Tatum and Corden do a wonderful job of voicing the life into their respective characters and the writers do an excellent job with the miscommunications which arise from their inability to understand each other.

The movie is occasionally laugh out loud funny. It is completely clean – no bad language and, a rarity, totally innuendo free.

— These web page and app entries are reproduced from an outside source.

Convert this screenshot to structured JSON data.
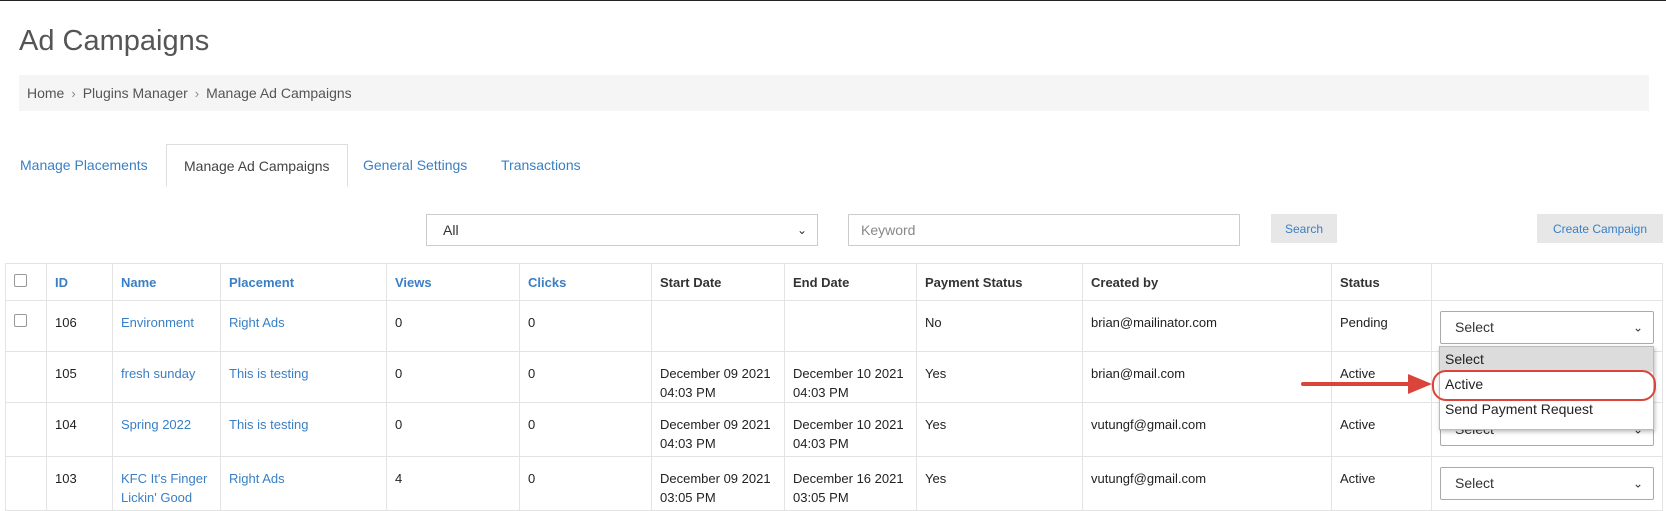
{
  "page": {
    "title": "Ad Campaigns"
  },
  "breadcrumb": [
    "Home",
    "Plugins Manager",
    "Manage Ad Campaigns"
  ],
  "tabs": [
    {
      "label": "Manage Placements",
      "active": false
    },
    {
      "label": "Manage Ad Campaigns",
      "active": true
    },
    {
      "label": "General Settings",
      "active": false
    },
    {
      "label": "Transactions",
      "active": false
    }
  ],
  "filters": {
    "placement_select": "All",
    "keyword_placeholder": "Keyword",
    "search_label": "Search",
    "create_label": "Create Campaign"
  },
  "table": {
    "headers": {
      "id": "ID",
      "name": "Name",
      "placement": "Placement",
      "views": "Views",
      "clicks": "Clicks",
      "start": "Start Date",
      "end": "End Date",
      "payment": "Payment Status",
      "created": "Created by",
      "status": "Status"
    },
    "rows": [
      {
        "id": "106",
        "name": "Environment",
        "placement": "Right Ads",
        "views": "0",
        "clicks": "0",
        "start": "",
        "end": "",
        "payment": "No",
        "created": "brian@mailinator.com",
        "status": "Pending",
        "action": "Select"
      },
      {
        "id": "105",
        "name": "fresh sunday",
        "placement": "This is testing",
        "views": "0",
        "clicks": "0",
        "start": "December 09 2021 04:03 PM",
        "end": "December 10 2021 04:03 PM",
        "payment": "Yes",
        "created": "brian@mail.com",
        "status": "Active",
        "action": "Select"
      },
      {
        "id": "104",
        "name": "Spring 2022",
        "placement": "This is testing",
        "views": "0",
        "clicks": "0",
        "start": "December 09 2021 04:03 PM",
        "end": "December 10 2021 04:03 PM",
        "payment": "Yes",
        "created": "vutungf@gmail.com",
        "status": "Active",
        "action": "Select"
      },
      {
        "id": "103",
        "name": "KFC It's Finger Lickin' Good",
        "placement": "Right Ads",
        "views": "4",
        "clicks": "0",
        "start": "December 09 2021 03:05 PM",
        "end": "December 16 2021 03:05 PM",
        "payment": "Yes",
        "created": "vutungf@gmail.com",
        "status": "Active",
        "action": "Select"
      }
    ]
  },
  "dropdown": {
    "options": [
      "Select",
      "Active",
      "Send Payment Request"
    ],
    "highlighted": "Select",
    "annotated": "Active"
  },
  "colors": {
    "link": "#3a7fc4",
    "annotation": "#d9453b"
  }
}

As the plot progresses it is revealed that the Stonekeeper is wearing a set of lies, deliberately created to protect the village because of previous lethal encounters with humans, generations ago. The stones’ commands all begin to form a pattern: If smallfoot does not exist then there’s no reason to go look for them. The ring of clouds is manufactured for camouflage by the steam generating machine deep within the mountain which the ice ball production and turning gears on the surface facilitates. The other stones which describe a sky snail and mammoths under the clouds which are cooled by the ice balls all were made up and commanded to be accepted without question to protect the villagers from leaving and revealing their village.

There are plot points in Smallfoot which harken back to other movies, certainly: the hidden city of Wakanda in Black Panther, and a concept accepted without question which keeps two potentially friendly but very dissimilar groups apart, but which is a complete lie, as in Monsters, Inc. for example, that children are dangerously toxic. (I won’t even discuss The Village because Smallfoot is a much better movie). But Smallfoot is not a derivative of any of them.

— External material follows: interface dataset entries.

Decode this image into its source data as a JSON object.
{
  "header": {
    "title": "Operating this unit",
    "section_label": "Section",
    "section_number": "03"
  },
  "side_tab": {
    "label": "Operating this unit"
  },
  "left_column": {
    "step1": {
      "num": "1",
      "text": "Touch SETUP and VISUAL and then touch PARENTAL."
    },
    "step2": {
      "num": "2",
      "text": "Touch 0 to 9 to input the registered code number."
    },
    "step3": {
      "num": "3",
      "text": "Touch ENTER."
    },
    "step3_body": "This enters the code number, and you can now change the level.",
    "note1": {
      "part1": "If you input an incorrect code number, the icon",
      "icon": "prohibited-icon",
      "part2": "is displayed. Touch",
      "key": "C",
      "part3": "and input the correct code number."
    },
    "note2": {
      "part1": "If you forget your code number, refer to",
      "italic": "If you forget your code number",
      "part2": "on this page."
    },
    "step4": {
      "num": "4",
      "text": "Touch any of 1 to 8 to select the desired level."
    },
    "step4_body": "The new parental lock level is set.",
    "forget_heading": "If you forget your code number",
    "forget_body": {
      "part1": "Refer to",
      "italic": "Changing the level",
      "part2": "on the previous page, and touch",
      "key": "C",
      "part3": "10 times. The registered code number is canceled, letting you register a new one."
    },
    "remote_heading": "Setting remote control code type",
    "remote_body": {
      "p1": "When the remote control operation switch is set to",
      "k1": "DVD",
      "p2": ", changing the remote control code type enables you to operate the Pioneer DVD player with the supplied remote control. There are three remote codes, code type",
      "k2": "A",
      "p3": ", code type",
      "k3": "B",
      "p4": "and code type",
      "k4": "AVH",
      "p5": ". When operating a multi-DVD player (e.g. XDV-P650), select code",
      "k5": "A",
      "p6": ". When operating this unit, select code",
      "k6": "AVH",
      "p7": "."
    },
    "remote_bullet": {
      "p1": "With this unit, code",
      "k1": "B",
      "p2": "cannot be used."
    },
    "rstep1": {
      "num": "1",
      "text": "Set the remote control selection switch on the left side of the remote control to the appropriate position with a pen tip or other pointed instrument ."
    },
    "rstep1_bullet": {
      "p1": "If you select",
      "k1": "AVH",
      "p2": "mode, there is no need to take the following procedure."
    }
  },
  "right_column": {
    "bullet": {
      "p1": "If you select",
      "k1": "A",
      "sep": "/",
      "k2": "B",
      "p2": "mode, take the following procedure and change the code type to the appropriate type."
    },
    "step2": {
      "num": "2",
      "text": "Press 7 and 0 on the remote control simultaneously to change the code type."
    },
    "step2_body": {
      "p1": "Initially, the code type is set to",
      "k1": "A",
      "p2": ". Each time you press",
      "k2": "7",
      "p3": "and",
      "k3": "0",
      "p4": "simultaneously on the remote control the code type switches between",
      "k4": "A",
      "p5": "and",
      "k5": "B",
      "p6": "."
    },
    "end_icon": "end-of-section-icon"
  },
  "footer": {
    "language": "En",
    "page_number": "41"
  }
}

If I make the movie sound like it is heavily philosophical, it is not. The movie plays out like any normal child friendly film with lots of slap stick, goofy looking characters, Bugs Bunny-level pratfalls, bright colors, and non-lethal force. (Exs: an angry mama bear appears to be attacking, but when translated is just loudly chiding Migo for disturbing her family from their hibernation when it took her WEEKS to get her cubs to sleep. A crashing helicopter’s propellors are caught in trees spinning the body of the copter and the pilot emerges unscathed but incredibly dizzy.)

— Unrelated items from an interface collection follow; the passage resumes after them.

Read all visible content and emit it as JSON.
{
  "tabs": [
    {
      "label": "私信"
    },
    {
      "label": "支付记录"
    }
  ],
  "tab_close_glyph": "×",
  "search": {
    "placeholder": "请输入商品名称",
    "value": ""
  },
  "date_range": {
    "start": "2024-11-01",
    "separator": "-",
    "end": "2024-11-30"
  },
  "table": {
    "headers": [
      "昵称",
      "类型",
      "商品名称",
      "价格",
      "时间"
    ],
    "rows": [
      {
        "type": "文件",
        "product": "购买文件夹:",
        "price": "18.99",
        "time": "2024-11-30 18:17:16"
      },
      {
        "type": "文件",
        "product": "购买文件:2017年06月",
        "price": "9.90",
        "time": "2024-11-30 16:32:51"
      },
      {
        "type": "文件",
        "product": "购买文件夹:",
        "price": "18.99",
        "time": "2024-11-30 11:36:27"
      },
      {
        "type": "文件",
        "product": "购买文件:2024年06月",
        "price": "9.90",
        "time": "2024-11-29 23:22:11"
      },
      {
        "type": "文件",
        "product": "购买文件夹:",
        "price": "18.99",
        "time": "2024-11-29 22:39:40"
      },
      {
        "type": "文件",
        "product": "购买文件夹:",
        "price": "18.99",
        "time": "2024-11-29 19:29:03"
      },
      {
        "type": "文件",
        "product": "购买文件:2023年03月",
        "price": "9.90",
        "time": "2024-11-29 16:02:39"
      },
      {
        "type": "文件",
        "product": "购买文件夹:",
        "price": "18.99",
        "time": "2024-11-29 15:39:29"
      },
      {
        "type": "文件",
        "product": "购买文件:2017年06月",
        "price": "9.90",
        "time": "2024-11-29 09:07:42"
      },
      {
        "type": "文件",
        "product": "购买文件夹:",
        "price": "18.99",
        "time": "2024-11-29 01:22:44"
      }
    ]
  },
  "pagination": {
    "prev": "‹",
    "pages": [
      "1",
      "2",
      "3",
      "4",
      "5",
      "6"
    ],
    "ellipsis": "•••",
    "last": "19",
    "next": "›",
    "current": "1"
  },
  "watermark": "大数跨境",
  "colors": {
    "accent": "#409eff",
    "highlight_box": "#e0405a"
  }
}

But it is the thoughtful story and clever characters that put Smallfoot above the general mishmash of kid movies which usually populate the screen. Inevitably the yetis’ faith without reason in the commands on the stones, about which Saint Pope John Paul II cautioned, breeds a mindless superstition requiring blind belief, and when challenged by truth, falls apart. It is only when reason and faith come together – when truth is combined with some earned trust between Migo and Percy, that a peaceful diplomatic solution is possible.

I liked Smallfoot. It has all the charm of a harmless silly kid movie, adds sly but innocent humor for the adults, and has an intelligent underlying theme. The characters are well fleshed out for the cast of an elementary school level movie. Plus the songs are catchy and cute without being heavy handed and are sparingly used. And best of ALL – it did NOT go for the STUPID, almost UBIQUITOUS “female empowerment” message with which we are regularly bludgeoned and which has ruined entire franchises (I’d sneeze the words Star Wars if I was standing right in front of you to make the point, but I’m not so you’ll just have to imagine that.)

My only real complaint is that it was a bit too long, by about 20 minutes, for the primary school demographic to which the producers were aiming. My two year old grandson loved it and was mesmerized until the last bit and wanted to walk around while watching the denouement. At 96 minutes it really should have gone through one more trimming.

Aside from that very small criticism, Smallfoot is a delightful film with a bit more meat on its bones than you might expect or is carried on your average kid movie. It will entertain even the littlest kids, but still provide mom and dad with something worthwhile to mull over with even the oldest.Arguably the best kid movie I’ve since in 2018 yet(i)…..sorry couldn’t resist.